    eISBN: 978-1-4008-6333-4
    Subjects: Music

Table of Contents

  1. Front Matter
    (pp. i-viii)
  2. Table of Contents
    (pp. ix-x)
    (pp. xi-2)
    (pp. 3-4)

    MILTON BABBITT has been a central figure in contemporary American music for most of the past forty years. As a teacher and a writer he has influenced two generations of students, including such notable musicians as Stephen Sondheim and Donald Martino. His years at Princeton University helped establish the study of composition and music theory as serious academic pursuits, and his articles on Schoenberg, Stravinsky, and the twelve-tone system form the foundation of an extensive body of research by a wide variety of scholars. But Milton Babbitt is first and last a composer, and all his words about music have...

    (pp. 5-53)

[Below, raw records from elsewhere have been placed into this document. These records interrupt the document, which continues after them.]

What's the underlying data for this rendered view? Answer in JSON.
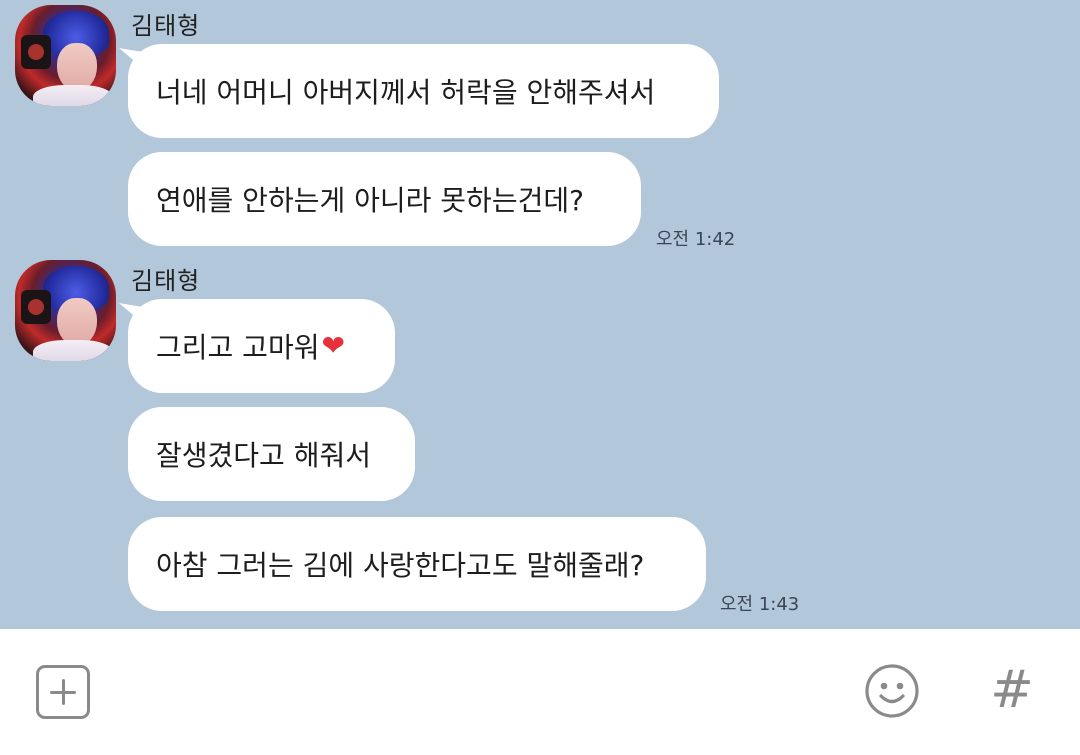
{
  "messages": [
    {
      "sender": "김태형",
      "bubbles": [
        "너네 어머니 아버지께서 허락을 안해주셔서",
        "연애를 안하는게 아니라 못하는건데?"
      ],
      "time": "오전 1:42"
    },
    {
      "sender": "김태형",
      "bubbles": [
        "그리고 고마워",
        "잘생겼다고 해줘서",
        "아참 그러는 김에 사랑한다고도 말해줄래?"
      ],
      "heart_emoji": "❤",
      "time": "오전 1:43"
    }
  ],
  "input_bar": {
    "plus_icon": "plus-square-icon",
    "emoji_icon": "smiley-icon",
    "hash_label": "#"
  },
  "colors": {
    "chat_background": "#b2c7da",
    "bubble": "#ffffff",
    "heart": "#e8303d",
    "icon_gray": "#8a8a8a"
  }
}
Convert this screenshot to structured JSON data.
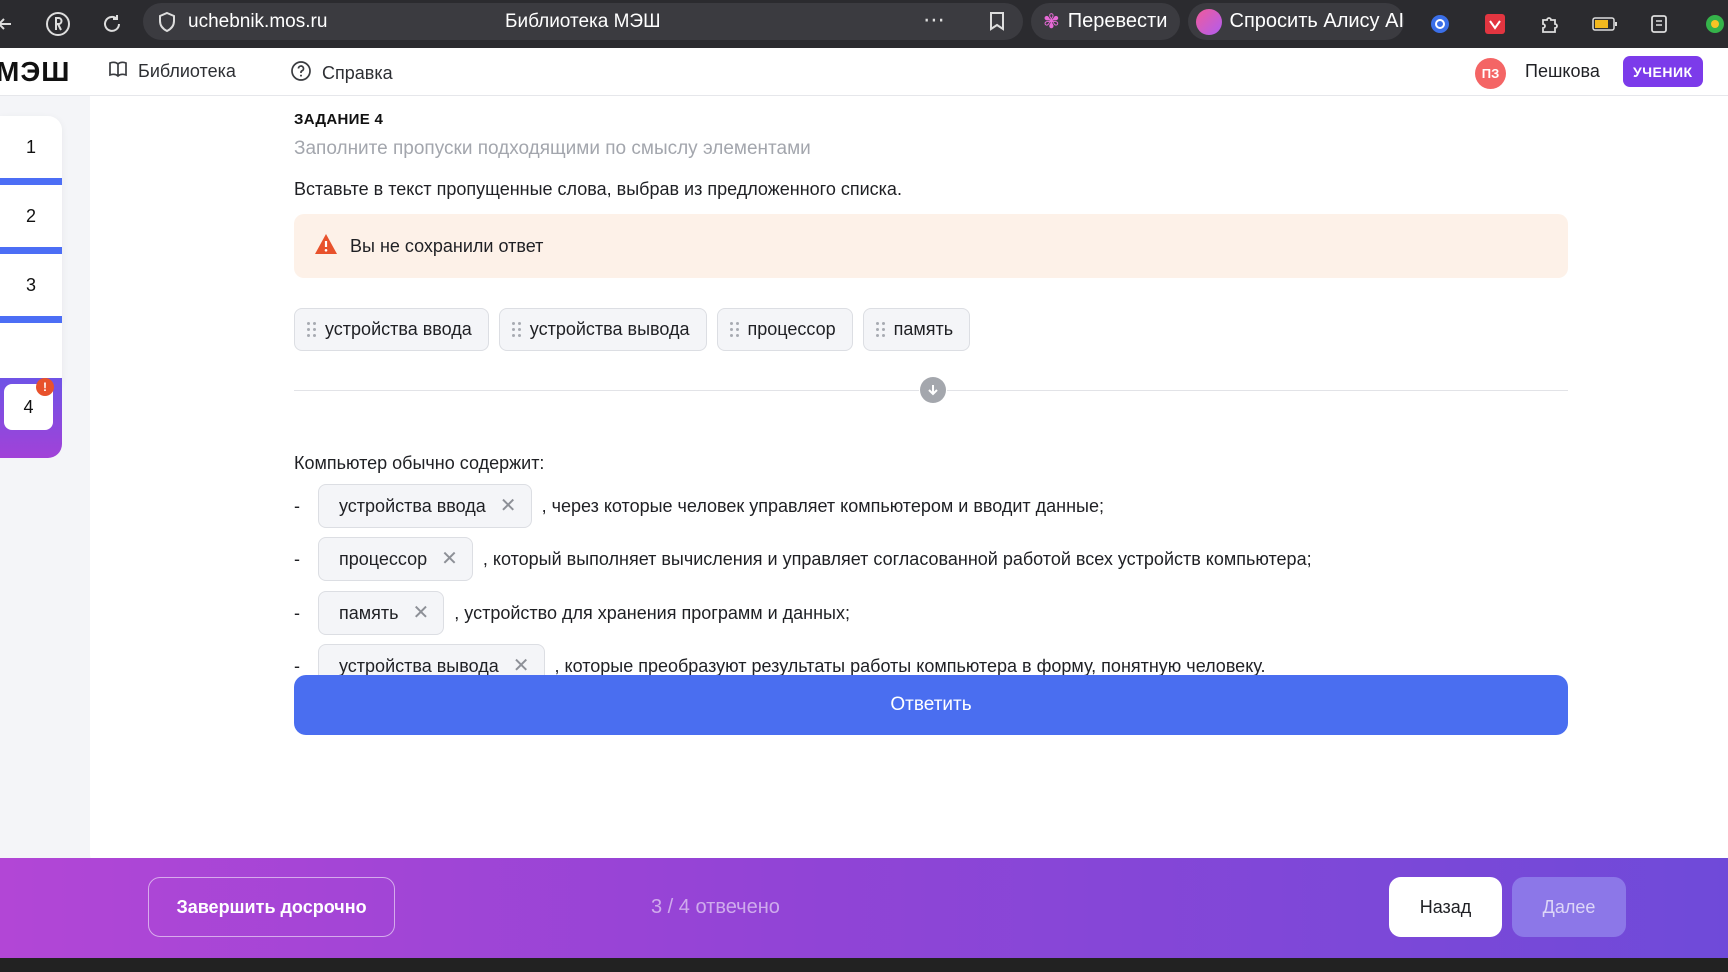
{
  "browser": {
    "host": "uchebnik.mos.ru",
    "page_title": "Библиотека МЭШ",
    "translate_label": "Перевести",
    "alice_label": "Спросить Алису AI"
  },
  "nav": {
    "logo": "МЭШ",
    "library": "Библиотека",
    "help": "Справка",
    "avatar_initials": "ПЗ",
    "user_name": "Пешкова",
    "role": "УЧЕНИК"
  },
  "questions": [
    "1",
    "2",
    "3",
    "4"
  ],
  "current_question": "4",
  "current_badge": "!",
  "task": {
    "title": "ЗАДАНИЕ 4",
    "subtitle": "Заполните пропуски подходящими по смыслу элементами",
    "instruction": "Вставьте в текст пропущенные слова, выбрав из предложенного списка.",
    "warning": "Вы не сохранили ответ",
    "options": [
      "устройства ввода",
      "устройства вывода",
      "процессор",
      "память"
    ],
    "intro": "Компьютер обычно содержит:",
    "rows": [
      {
        "dash": "-",
        "filled": "устройства ввода",
        "text": ", через которые человек управляет компьютером и вводит данные;"
      },
      {
        "dash": "-",
        "filled": "процессор",
        "text": ", который выполняет вычисления и управляет согласованной работой всех устройств компьютера;"
      },
      {
        "dash": "-",
        "filled": "память",
        "text": ", устройство для хранения программ и данных;"
      },
      {
        "dash": "-",
        "filled": "устройства вывода",
        "text": ", которые преобразуют результаты работы компьютера в форму, понятную человеку."
      }
    ],
    "submit": "Ответить"
  },
  "footer": {
    "finish": "Завершить досрочно",
    "progress": "3 / 4 отвечено",
    "back": "Назад",
    "next": "Далее"
  },
  "colors": {
    "primary": "#4a6ef0",
    "role_badge": "#7c3bea",
    "warning_bg": "#fdf1e8",
    "warning_icon": "#e8522c"
  }
}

    IMMERSION in the music of Milton Babbitt leaves one with an impression of overwhelming variety. From the compact intensity ofPost-Partitionsto the broad lyricism ofPhilomelorThe Joy of More Sextets, from the intimacies ofThe Widowʹs Lament in Springtimeto the vast canvases ofRelataor the Piano Concerto, we are constantly invited to explore new realms of musical expression, to try out new ways to listen. Nor does this variety partake merely of the intellectual or the purely experimental. There can be an enormous visceral excitement in a live performance ofReflections, while the text setting...

    (pp. 54-123)

    MILTON BABBITTʹS first published compositions reveal the degree to which he had assimilated and expanded upon Arnold Schoenberg’s and Anton Webernʹs developments of twelve-tone compositional thought. TheThree Compositions for Pianoand theComposition for Four Instrumentsare fully realized works, the latter foreshadowing many of Babbittʹs later techniques. These two are not his first essays in composition, however, and his list of works contains several pieces withdrawn or unfinished from this time and earlier. Nevertheless, it is extraordinary how fully Babbitt had realized the potential of twelve-tone composition at the very beginning of his artistic journey. These works obviously...

    (pp. 124-203)

    THE TEN YEARS following the completion ofAll Setsaw an enormous expansion of Babbitt’s compositional world. These years are marked by significant developments in all the areas of his music, from the underlying structures of both pitch and rhythm to the very way in which the sounding surface is produced. Most noticeable about the latter is the appearance during this period of Babbittʹs first works for synthesizer, both alone and in combination with voice or instruments. These included theComposition for Synthesizer, Ensemblesfor synthesizer, and one of the first works to combine live and electronic music in a...

  8. 4 THE GRAND SYNTHESIS (1981–)
    (pp. 204-263)

    IN 1981 Milton Babbitt completedArs Combinatoria, his first purely orchestral work sinceRelata IIof 1968, and with it ushered in a new compositional period during which he has synthesized the practices and predilections of all his earlier work. Babbittʹs production for the past decade has been marked by an increase in both the size and number of new pieces, not to mention the richness of their contents. In addition toArs Combinatoria, he has written a large-scale piano concerto,Transfigured Notesfor string orchestra, and several extended chamber works and solo piano pieces, as well as a wealth...

    (pp. 264-266)

    THE PRECEDING CHAPTERS have given us a glimpse of Milton Babbittʹs development as a composer over a period of more than four decades. It is hardly a complete picture, not merely because of its brevity but because Babbitt is still pursuing the implications of his chosen compositional constraints. As I write this, he has just completed a new composition for three clarinets, three strings, and piano, essentially the same ensemble used by Schoenberg in hisSuiteop. 29. The work promises to be enormous by Babbittʹs standards, running to about twenty minutes, and in it he has extended his practice...

    (pp. 267-270)
    (pp. 271-294)
  12. NOTES
    (pp. 295-304)
    (pp. 305-314)
    (pp. 315-318)
  15. INDEX
    (pp. 319-321)
  16. Back Matter
    (pp. 322-322)